▶ **TASK DETAILS**
Search the records for lines that contain the word "this". Copy them all.
═══
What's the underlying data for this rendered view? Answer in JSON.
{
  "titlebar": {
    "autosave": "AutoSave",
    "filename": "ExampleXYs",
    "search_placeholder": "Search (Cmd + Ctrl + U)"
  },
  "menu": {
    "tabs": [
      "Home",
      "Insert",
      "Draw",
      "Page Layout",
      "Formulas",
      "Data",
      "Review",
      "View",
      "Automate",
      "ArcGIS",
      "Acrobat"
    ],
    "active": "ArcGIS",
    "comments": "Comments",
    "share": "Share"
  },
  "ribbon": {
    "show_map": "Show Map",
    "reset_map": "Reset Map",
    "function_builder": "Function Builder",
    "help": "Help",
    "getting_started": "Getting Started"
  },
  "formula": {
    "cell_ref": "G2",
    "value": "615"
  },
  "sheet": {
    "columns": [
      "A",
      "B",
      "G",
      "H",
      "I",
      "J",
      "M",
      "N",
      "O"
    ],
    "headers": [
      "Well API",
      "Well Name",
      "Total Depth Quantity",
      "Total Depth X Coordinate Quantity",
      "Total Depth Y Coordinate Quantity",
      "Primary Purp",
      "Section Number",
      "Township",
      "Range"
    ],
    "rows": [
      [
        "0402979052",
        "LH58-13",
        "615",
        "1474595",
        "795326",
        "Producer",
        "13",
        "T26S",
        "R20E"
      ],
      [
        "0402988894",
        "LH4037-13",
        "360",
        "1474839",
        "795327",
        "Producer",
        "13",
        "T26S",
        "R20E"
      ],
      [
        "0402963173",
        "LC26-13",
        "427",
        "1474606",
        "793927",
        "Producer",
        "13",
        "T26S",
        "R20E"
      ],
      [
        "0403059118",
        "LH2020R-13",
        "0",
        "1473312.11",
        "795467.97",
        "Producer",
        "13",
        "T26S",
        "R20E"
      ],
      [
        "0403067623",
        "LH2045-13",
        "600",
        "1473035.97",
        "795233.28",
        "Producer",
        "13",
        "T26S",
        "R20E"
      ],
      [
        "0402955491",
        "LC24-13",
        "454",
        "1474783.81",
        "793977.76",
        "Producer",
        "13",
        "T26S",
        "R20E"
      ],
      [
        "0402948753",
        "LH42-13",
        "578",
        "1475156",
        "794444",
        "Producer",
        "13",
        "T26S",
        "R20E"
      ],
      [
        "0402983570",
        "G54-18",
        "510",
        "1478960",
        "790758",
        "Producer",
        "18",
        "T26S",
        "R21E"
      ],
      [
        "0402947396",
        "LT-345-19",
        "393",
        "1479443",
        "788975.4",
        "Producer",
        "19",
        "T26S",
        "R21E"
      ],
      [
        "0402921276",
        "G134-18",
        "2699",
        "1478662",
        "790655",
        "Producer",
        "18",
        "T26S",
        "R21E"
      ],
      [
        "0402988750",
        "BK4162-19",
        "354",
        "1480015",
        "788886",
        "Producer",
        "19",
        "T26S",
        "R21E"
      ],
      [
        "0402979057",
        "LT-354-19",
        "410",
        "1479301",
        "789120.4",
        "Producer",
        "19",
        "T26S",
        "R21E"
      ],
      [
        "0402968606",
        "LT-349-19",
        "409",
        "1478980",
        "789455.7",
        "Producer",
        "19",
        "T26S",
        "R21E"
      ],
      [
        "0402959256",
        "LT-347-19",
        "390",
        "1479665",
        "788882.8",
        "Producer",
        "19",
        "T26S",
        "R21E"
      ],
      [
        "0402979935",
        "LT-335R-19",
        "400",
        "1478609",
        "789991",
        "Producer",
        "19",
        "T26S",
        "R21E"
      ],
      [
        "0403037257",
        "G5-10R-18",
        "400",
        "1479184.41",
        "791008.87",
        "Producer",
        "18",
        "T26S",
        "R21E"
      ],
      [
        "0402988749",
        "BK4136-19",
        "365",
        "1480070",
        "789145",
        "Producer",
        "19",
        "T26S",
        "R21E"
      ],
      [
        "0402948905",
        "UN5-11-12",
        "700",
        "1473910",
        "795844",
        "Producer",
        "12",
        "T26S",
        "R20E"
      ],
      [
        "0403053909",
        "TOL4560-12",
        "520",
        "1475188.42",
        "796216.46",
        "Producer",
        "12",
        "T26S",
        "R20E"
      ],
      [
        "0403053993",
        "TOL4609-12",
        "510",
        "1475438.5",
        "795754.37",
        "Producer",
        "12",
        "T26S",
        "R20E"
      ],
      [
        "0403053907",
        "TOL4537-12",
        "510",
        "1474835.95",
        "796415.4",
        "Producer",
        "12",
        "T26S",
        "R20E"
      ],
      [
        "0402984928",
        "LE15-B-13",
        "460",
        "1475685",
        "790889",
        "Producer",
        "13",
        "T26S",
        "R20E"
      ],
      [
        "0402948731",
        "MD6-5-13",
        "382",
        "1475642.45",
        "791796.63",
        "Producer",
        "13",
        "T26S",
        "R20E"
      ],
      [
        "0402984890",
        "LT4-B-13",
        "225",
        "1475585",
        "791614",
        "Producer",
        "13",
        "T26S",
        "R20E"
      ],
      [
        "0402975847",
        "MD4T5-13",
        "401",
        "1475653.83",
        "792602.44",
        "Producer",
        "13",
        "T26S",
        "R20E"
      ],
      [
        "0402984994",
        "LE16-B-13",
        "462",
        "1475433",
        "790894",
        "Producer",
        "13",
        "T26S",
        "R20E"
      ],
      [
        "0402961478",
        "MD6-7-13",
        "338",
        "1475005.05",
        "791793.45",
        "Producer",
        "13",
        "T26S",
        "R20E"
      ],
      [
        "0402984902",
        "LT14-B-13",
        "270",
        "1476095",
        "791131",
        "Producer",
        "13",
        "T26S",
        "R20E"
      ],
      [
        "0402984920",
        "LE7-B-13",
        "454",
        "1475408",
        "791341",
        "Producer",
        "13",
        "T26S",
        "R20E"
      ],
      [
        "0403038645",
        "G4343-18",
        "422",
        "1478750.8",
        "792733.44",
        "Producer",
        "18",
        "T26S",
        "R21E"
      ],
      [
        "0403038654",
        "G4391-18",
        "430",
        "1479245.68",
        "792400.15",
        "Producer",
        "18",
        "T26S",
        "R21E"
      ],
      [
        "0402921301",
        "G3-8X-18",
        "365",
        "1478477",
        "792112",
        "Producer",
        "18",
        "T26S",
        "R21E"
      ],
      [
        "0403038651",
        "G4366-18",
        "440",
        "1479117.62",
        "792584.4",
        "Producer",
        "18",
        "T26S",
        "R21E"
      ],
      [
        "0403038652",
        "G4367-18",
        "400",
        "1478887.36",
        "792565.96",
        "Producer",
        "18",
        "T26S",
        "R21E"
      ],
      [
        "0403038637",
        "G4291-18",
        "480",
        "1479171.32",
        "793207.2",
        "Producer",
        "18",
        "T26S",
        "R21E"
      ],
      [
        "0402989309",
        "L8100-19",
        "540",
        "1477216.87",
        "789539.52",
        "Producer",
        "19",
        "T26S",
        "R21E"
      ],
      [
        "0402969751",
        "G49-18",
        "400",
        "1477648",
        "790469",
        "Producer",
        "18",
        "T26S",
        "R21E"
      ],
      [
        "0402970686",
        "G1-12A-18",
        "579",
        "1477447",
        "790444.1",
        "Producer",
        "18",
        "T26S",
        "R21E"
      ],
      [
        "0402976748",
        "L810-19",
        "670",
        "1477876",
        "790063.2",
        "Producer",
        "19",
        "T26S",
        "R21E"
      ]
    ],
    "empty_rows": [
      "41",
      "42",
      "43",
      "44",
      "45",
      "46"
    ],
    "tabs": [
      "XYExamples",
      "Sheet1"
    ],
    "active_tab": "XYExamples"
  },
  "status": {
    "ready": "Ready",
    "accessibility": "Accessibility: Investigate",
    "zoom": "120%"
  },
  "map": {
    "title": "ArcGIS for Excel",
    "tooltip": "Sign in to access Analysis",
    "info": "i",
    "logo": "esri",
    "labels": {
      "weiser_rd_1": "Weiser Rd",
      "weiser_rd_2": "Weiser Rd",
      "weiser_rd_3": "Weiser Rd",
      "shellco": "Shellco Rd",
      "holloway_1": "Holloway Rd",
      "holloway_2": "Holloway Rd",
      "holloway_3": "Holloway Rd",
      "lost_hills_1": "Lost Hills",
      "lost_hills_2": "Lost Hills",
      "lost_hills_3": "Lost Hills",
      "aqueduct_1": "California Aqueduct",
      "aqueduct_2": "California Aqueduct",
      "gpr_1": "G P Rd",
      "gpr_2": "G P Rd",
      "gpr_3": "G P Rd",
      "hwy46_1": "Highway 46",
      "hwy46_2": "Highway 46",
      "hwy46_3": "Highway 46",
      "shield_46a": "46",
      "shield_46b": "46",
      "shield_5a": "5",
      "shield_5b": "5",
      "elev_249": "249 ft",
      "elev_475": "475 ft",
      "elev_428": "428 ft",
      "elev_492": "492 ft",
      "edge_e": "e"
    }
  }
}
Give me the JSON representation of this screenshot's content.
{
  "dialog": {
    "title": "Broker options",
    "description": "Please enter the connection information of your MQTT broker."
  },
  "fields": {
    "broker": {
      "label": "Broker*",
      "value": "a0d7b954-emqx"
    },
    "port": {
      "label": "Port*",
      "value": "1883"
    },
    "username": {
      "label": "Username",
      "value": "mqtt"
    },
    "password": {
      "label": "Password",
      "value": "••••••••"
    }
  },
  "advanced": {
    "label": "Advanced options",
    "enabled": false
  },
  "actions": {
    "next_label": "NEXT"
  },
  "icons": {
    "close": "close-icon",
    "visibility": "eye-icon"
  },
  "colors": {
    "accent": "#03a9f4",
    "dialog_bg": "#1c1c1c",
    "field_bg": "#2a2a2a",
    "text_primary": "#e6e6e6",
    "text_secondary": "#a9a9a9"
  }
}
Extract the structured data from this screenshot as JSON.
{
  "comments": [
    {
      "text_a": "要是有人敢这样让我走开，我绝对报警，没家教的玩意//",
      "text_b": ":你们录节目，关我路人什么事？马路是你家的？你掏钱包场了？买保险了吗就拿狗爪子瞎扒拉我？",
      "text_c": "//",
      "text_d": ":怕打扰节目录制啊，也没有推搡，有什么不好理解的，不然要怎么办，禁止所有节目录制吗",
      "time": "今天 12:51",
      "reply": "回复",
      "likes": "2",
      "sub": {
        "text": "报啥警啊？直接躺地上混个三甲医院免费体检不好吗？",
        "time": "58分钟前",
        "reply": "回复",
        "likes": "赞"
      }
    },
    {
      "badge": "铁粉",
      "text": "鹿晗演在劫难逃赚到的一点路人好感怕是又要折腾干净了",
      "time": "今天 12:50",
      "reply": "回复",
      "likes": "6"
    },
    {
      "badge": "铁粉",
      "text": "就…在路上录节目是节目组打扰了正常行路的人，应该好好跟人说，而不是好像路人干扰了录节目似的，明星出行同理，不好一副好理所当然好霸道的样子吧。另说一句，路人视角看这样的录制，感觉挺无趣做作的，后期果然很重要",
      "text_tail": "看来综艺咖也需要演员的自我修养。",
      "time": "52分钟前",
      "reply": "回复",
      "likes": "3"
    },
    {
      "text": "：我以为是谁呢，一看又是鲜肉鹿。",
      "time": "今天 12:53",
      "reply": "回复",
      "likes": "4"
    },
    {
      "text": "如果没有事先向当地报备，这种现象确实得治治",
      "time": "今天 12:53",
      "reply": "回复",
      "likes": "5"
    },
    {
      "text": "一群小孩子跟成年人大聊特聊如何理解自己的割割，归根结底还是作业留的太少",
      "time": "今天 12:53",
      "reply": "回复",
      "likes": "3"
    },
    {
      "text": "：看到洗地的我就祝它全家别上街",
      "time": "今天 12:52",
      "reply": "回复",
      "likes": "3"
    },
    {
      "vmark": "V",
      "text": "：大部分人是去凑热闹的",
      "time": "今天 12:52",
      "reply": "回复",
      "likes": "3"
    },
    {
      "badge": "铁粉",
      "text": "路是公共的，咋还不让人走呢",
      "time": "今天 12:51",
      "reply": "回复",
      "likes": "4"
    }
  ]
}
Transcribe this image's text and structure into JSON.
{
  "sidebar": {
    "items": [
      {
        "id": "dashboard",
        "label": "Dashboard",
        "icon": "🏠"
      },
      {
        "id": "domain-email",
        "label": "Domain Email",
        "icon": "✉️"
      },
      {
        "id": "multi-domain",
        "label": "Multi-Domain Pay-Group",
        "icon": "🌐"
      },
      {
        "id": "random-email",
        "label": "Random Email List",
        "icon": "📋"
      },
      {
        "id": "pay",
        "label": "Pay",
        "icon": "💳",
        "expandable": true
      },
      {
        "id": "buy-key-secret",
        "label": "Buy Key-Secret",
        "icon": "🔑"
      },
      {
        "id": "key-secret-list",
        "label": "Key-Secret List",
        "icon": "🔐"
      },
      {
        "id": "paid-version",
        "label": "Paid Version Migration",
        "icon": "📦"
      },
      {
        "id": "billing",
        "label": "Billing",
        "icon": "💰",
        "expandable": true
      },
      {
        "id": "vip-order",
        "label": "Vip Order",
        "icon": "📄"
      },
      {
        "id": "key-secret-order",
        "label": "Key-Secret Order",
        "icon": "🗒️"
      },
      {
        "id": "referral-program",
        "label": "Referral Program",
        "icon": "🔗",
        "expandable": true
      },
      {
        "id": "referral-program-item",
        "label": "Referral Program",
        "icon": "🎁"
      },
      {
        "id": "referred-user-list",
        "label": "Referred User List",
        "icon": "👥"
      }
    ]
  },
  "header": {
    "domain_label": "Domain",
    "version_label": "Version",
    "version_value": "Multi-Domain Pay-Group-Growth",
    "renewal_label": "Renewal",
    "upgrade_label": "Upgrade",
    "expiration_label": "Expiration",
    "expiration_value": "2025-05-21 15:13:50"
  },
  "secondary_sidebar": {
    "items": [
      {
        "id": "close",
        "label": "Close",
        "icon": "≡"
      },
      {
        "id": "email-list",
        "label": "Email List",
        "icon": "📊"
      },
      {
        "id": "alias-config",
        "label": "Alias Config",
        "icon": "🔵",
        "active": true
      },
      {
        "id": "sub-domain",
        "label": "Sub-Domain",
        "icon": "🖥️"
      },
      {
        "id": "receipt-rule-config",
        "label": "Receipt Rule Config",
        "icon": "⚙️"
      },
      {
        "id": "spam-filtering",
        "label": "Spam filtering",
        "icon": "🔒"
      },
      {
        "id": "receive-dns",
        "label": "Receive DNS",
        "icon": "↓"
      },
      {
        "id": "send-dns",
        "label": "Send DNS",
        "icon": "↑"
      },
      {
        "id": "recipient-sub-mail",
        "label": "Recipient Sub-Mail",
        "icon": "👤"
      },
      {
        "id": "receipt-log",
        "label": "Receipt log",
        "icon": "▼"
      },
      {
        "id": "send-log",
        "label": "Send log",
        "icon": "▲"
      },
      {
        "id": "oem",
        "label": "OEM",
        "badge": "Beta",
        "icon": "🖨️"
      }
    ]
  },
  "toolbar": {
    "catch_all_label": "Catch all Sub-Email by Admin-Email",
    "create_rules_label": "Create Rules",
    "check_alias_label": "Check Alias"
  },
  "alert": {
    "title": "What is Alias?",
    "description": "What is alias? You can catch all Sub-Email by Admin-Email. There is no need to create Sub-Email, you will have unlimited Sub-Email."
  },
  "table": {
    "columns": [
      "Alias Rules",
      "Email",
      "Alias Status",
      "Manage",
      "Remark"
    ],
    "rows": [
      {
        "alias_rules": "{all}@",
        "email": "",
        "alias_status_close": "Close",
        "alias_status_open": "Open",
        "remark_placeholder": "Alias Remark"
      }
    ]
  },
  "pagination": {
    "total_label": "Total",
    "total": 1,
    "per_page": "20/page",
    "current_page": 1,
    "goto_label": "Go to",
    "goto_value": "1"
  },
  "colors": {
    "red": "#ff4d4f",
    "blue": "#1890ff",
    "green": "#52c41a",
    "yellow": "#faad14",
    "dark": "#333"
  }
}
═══
▶ **WORKED SOLUTION**
What's the underlying data for this rendered view? Answer in JSON.
Give me the JSON representation of this screenshot's content.
Extract the structured data from this screenshot as JSON.
Transcribe this image's text and structure into JSON.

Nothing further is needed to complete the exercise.